"->" is the assignment arrow. The expression to the left of it names an
object. That object is put on the stack, a specially reserved part of the
memory of the computer. "->" copies the contents of the top of the stack to
some other location specified by what follows "->". The item is also removed
from the stack. In the above examples, the item is merely stored in a
variable, X, or LIST. Assignment can also be used to transfer an item to a
location in a datastructure, e.g. a list, or vector. For instance, if the
value of the variable L is a list of 3 or more elements, then

    -> l(3)

transfers the element on the top of the stack to become the third item of the

Procedure arguments and results are transferred via the STACK. E.g. if
<e1> and <e2> are expressions, and PROC is the name of a procedure,
which takes two arguments and returns a result, then

    proc(<e1>, <e2>)

will mean, put the object denoted by the expression <e1> on the stack, then
put the object denoted by <e2> on the stack (so that there are then two
things on the stack), then execute the instructions in the procedure PROC.
PROC will remove the two items from the stack, and when it has worked out its
own result, will put that on the stack. This can then be assigned to a
variable if desired, e.g.

    proc("cat", "dog") -> x5;

Alternatively, the result of PROC can be left on the stack and used as the
argument for another procedure, say, PROC2, as in:

    proc2(proc("cat", "dog"))

in which case PROC2 will remove the result of PROC1 from the stack, and, if
it produces a result, will leave that on the stack.

For more information, see TEACH *POPSUMMARY.

Procedures in POP11 may in fact put more than one result on the stack.
There are various special procedures for manipulating the stack (see HELP
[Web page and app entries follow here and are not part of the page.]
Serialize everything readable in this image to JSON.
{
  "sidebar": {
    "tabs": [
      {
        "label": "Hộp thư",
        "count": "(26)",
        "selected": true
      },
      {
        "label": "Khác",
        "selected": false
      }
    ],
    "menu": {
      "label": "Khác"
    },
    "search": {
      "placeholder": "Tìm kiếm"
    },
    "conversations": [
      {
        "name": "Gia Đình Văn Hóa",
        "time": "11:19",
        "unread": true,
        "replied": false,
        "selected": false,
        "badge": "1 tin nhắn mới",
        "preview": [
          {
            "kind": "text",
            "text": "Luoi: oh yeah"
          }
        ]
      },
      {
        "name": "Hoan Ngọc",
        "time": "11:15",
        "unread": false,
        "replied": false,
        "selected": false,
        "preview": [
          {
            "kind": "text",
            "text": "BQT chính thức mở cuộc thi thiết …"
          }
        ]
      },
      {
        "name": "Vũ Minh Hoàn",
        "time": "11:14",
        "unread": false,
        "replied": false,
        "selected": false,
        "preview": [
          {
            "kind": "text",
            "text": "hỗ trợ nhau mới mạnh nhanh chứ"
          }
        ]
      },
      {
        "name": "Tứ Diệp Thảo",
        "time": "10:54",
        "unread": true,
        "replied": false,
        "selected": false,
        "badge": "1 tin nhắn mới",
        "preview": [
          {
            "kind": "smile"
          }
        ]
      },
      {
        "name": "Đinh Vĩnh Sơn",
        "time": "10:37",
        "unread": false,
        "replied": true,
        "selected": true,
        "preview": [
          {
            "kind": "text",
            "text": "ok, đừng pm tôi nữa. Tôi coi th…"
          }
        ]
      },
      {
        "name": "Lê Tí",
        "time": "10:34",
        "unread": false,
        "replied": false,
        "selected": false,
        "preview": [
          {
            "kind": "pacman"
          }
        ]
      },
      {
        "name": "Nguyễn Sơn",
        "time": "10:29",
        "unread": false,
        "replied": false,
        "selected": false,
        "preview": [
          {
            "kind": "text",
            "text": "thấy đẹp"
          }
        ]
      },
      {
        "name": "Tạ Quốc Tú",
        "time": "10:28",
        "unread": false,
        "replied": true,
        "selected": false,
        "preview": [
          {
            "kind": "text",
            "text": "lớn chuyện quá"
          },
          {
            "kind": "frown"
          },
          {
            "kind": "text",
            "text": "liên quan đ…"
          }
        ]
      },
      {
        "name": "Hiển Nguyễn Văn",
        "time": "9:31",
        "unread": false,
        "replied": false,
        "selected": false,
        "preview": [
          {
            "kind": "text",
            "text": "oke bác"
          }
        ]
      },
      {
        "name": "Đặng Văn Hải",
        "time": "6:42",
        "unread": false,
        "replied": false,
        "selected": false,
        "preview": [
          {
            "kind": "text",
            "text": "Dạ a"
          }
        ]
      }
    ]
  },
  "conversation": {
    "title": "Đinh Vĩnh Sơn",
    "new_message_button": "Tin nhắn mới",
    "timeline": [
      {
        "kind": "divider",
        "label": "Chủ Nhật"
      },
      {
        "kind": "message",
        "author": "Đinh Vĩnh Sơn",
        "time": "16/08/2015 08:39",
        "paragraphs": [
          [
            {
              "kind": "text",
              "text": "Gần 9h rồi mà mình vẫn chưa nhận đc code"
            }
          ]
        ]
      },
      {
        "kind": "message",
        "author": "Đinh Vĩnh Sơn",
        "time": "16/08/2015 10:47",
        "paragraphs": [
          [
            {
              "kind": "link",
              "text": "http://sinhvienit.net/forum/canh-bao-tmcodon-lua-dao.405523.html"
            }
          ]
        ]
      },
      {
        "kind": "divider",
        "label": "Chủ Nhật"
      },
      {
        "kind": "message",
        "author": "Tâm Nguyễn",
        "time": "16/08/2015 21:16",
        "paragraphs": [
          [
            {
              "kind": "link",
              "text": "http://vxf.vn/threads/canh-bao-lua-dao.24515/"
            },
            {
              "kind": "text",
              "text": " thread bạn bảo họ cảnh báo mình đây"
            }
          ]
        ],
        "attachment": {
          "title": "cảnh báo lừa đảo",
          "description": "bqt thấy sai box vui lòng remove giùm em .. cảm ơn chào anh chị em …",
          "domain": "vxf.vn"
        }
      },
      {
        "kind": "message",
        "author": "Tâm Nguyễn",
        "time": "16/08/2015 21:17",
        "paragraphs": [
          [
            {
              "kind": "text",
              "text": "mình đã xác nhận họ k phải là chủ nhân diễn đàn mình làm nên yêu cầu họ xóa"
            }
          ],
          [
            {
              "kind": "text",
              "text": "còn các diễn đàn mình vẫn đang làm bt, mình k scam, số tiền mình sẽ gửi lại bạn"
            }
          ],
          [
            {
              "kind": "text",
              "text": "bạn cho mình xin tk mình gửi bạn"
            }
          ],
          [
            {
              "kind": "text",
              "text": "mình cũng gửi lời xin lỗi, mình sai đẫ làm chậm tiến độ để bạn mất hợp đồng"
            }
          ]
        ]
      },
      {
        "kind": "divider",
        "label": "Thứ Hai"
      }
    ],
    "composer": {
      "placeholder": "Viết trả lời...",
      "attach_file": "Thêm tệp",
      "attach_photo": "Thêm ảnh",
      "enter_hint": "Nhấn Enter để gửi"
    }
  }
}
See also HELP
    * ASSIGN    -   use of the assignment arrow '->'
    * NDASSIGN  -   assignment without removing the value from the stack